Code coverage statistics can help you find parts of an application
that are never executed, respectively tested.
Do not over-estimate the value of code coverage statistics.
Even 100% code coverage does not mean that your code is thoroughly tested, as the following example shows:
This small code snippet (which, admittedly, does not make much sense in the real world)
outputs numbers based on the values of $a and $b. The following table
shows the possible combinations of input values and the resulting output:
You could achieve 100% code coverage just by testing the combinations (true, true) and (false, false).
In real code, there are often just too many execution paths to test all combinations. What is more,
defensive code often has handlers for error conditions "that should never occur". It does not make
much sense to write complex test code just to test such a rare condition.
Code coverage statistics are a nice way of getting a feel for the test coverage of an application. But please do not
overestimate the code coverage. Even 100% code coverage does not mean that your code is bug-free or even thouroughly tested.
Still, a high code coverage certainly helps building trust in the code quality of your application.
More important than achieving a high percentage of code coverage is the fact that the statistics show you
potentially critical, and untested parts of the code. These are the parts you should focus on, either by creating
tests for them, or by removing them because they are obsolete.
These five articles should have given you some good reasons
to start using xdebug, which really is a very good tool.

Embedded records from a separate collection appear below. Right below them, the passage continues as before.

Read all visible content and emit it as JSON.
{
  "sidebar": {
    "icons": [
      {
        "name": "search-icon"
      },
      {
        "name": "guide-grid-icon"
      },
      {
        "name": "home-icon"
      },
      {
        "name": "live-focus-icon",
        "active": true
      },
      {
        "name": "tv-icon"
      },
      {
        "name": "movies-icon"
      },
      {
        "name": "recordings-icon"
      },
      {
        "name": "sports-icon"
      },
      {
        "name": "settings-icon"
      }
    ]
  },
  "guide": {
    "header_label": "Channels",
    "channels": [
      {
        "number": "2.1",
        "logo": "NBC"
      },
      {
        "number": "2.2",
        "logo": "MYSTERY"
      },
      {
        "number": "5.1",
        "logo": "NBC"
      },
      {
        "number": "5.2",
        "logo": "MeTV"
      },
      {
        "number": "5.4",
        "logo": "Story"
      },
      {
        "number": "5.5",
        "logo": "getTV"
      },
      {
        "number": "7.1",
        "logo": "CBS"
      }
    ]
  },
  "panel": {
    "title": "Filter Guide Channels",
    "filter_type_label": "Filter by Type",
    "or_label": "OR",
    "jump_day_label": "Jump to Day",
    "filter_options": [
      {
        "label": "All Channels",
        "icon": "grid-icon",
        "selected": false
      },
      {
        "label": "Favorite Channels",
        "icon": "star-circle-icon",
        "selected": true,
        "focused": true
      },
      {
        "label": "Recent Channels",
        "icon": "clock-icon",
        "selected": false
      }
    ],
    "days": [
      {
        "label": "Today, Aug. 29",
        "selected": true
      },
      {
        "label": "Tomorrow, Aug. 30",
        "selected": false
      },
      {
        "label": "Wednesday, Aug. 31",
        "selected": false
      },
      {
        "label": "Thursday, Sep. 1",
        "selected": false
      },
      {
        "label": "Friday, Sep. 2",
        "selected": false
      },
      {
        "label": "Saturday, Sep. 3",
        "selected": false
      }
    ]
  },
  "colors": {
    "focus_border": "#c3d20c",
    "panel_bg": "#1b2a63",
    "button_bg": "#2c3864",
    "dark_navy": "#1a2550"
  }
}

I could not do without xdebug on my development system,
even if it was only for the var_dump() output and the stack traces in error messages alone.

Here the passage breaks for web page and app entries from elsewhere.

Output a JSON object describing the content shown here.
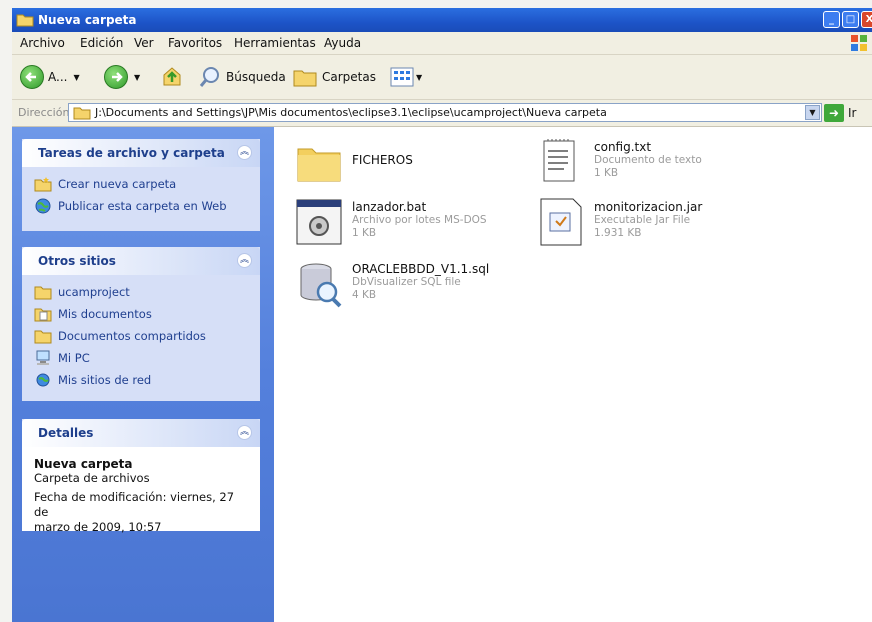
{
  "window": {
    "title": "Nueva carpeta",
    "title_buttons": [
      "_",
      "□",
      "X"
    ]
  },
  "menubar": {
    "items": [
      "Archivo",
      "Edición",
      "Ver",
      "Favoritos",
      "Herramientas",
      "Ayuda"
    ]
  },
  "toolbar": {
    "back_label": "A...",
    "search_label": "Búsqueda",
    "folders_label": "Carpetas"
  },
  "addressbar": {
    "label": "Dirección",
    "path": "J:\\Documents and Settings\\JP\\Mis documentos\\eclipse3.1\\eclipse\\ucamproject\\Nueva carpeta",
    "go_label": "Ir"
  },
  "taskpane": {
    "tasks": {
      "title": "Tareas de archivo y carpeta",
      "items": [
        "Crear nueva carpeta",
        "Publicar esta carpeta en Web"
      ]
    },
    "other_places": {
      "title": "Otros sitios",
      "items": [
        "ucamproject",
        "Mis documentos",
        "Documentos compartidos",
        "Mi PC",
        "Mis sitios de red"
      ]
    },
    "details": {
      "title": "Detalles",
      "name": "Nueva carpeta",
      "type": "Carpeta de archivos",
      "modified_line1": "Fecha de modificación: viernes, 27 de",
      "modified_line2": "marzo de 2009, 10:57"
    }
  },
  "files": [
    {
      "name": "FICHEROS",
      "type": "",
      "size": "",
      "icon": "folder-icon"
    },
    {
      "name": "config.txt",
      "type": "Documento de texto",
      "size": "1 KB",
      "icon": "text-file-icon"
    },
    {
      "name": "lanzador.bat",
      "type": "Archivo por lotes MS-DOS",
      "size": "1 KB",
      "icon": "batch-file-icon"
    },
    {
      "name": "monitorizacion.jar",
      "type": "Executable Jar File",
      "size": "1.931 KB",
      "icon": "jar-file-icon"
    },
    {
      "name": "ORACLEBBDD_V1.1.sql",
      "type": "DbVisualizer SQL file",
      "size": "4 KB",
      "icon": "sql-file-icon"
    }
  ],
  "colors": {
    "title_bar": "#1d54c8",
    "task_pane": "#5480dc",
    "panel_bg": "#d6dff7",
    "panel_title": "#1e3f8c",
    "link": "#1f3f8f"
  }
}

This article ends our series of xdebug articles, so I would like to thank you for joining in.
I hope you have enjoyed reading the articles as much as I enjoyed writing them.
Very special thanks to Derick Rethans for creating and maintaining xdebug.
And to you: Happy coding - and since you have become an xdebug user now, please remember to send a postcard to Derick.
About the author:
Stefan Priebsch has been solving IT problems for over 25 years.
He is founder and CEO of e-novative GmbH, one of the first German IT
consultancies offering PHP-based solutions.
Stefan holds a university degree in computer science,
is an internationally recognized PHP expert, book author, trainer and consultant.
You can reach him at firstname.lastname@example.org.